  • Location: The nearest recompression chamber may not always be the best suited in treating a particular diving injury. Only four out of 15 recompression chambers in the DAN-SA region are equipped in treating unconscious, unstable or non-breathing divers without needing additional expertise, medical assistance and equipment to do so. These recompression chambers are only able to treat fairly minor and stable cases of decompression illness. Taking a seriously injured diver to such facilities without adequate information, may thus delay treatment.
  • Access: Many recompression chambers are not set up to provide 24-hour service, operating at irregular hours or by appointment only, thus the hyperbaric team may need time to prepare for treating an injured diver. Contacting DAN-SA first avoids taking an injured diver to a recompression chamber only to find the facility is closed or out of service.
  • Staff availability: Several facilities only have access to a single doctor who is trained in treating DCI. When this person is absent, there is often no one available or able to handle a casualty.
  • Diagnosis: The injured diver may not necessarily have DCI. He or she may be suffering from a heart attack, stroke or some other medical disorder. Therefore, rather than rushing a diver in distress to a recompression chamber, it is more appropriate to take him or her to the nearest 24-hour casualty first and to obtain a more detailed assessment of the problem, establish a diagnosis and provide adequate stabilisation.
  • Contact details: Most recompression treatment chambers are constantly being upgraded, thus addresses, contact details and operative availability may be subject to variation.
  • Chamber facilities: DAN-SA does not own any recompression chambers and the chambers within or outside of our region (accredited or not) are under the ownership of the facility, business or private/public entity. Thus DAN-SA does not have any administrative, technical or medical jurisdiction over any chamber whatsoever.

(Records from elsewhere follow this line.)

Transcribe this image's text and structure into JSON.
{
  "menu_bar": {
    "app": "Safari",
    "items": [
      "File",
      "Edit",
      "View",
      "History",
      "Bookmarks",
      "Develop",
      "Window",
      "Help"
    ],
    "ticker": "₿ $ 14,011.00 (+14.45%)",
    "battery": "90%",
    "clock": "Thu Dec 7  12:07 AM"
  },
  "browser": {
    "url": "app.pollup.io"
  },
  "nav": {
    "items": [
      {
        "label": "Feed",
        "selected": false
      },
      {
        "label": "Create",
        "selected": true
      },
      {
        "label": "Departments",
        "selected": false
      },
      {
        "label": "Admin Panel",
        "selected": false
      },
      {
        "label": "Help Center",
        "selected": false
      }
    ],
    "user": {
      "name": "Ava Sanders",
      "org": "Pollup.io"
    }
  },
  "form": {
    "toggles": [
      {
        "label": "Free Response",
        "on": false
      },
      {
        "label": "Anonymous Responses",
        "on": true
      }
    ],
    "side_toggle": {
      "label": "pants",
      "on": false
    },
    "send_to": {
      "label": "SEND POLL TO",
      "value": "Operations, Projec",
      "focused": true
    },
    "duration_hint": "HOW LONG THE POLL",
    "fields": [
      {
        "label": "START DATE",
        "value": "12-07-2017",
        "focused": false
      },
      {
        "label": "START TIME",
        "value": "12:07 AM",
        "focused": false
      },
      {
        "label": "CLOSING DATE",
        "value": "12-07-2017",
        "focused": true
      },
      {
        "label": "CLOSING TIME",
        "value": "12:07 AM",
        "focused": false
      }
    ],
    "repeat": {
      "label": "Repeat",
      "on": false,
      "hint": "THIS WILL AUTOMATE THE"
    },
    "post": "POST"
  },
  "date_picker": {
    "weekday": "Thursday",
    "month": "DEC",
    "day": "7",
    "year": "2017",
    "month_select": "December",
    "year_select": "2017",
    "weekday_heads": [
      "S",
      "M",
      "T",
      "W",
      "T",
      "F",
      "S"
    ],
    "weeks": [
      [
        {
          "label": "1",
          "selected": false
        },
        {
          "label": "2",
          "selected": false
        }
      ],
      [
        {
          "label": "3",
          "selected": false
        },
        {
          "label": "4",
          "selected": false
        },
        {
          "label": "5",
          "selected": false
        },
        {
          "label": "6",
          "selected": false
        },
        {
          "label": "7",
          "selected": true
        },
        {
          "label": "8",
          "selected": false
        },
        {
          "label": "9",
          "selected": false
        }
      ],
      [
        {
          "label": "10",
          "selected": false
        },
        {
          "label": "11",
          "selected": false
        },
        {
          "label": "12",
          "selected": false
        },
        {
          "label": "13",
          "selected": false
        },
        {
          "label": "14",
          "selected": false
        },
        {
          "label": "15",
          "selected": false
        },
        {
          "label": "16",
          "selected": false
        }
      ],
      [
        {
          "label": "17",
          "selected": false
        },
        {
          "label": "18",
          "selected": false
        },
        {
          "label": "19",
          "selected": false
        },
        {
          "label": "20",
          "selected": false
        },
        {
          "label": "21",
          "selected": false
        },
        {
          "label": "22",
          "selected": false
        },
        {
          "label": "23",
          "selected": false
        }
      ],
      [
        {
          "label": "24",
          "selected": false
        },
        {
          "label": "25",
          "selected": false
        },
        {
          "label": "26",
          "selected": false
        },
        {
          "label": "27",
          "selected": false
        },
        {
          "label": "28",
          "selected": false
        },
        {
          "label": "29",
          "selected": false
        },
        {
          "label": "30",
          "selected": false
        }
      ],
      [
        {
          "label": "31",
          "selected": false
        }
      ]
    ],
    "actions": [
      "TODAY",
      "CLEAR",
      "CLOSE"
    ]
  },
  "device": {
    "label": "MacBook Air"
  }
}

The above-mentioned reasons make it virtually impossible for any recreational diver to keep abreast of all these factors and variables, and to be expected to make the best medical decision when confronted with an injured diver. Obsolete or incorrect information may generate dangerous situations and harmful delays if it is employed in an emergency.

DAN-SA’s primary mission is to provide a 24-hour hotline for injured divers. We maintain all the relevant information on the recompression chambers in the particular regions and thus we are in the best position to provide assistance and advice when necessary. Each diving incident is unique, and medical decisions, which may sometimes be of critical importance, must be based on specialised individual assessments. Establishing where to treat an injured diver may require an intensive medical assessment. Contacting DAN-SA in a diving emergency is the single most important step in ensuring appropriate care, after providing immediate emergency first aid.

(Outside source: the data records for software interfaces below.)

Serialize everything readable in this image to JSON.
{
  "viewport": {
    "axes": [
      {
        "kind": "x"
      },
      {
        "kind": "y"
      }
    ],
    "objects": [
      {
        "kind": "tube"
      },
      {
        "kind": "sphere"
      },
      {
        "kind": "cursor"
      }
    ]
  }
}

DAN-SA recommends the following guidelines in case of an injured diver
  • Address any life-threatening situations first. Keep the injured diver in a horizontal position and carry out CPR if necessary.
  • Administer 100% oxygen for as long as possible, ensuring that the injured diver is breathing adequately. If not, provide mouth-to-mouth with the appropriate protection barrier or equipment-assisted ventilation. (Take the DAN-SA Oxygen Provider course in order to understand and be confident in the administration of emergency oxygen first aid.)
  • Provide oral fluids only if the injured diver is fully conscious and able to drink unaided.
  • Call DAN-SA on +27 82 810 6010 for advice, assistance and evacuation as needed. DAN-SA will make the necessary arrangements and liaise with healthcare professionals who are managing the diving emergency to facilitate appropriate treatment of the injured diver.
  • If possible, transport the injured diver to the nearest 24-hour casualty centre.
  • Join DAN-SA and encourage other divers to join this valuable service. This ensures that there are no delays in the evacuation and treatment of an injured diver.

End of Policy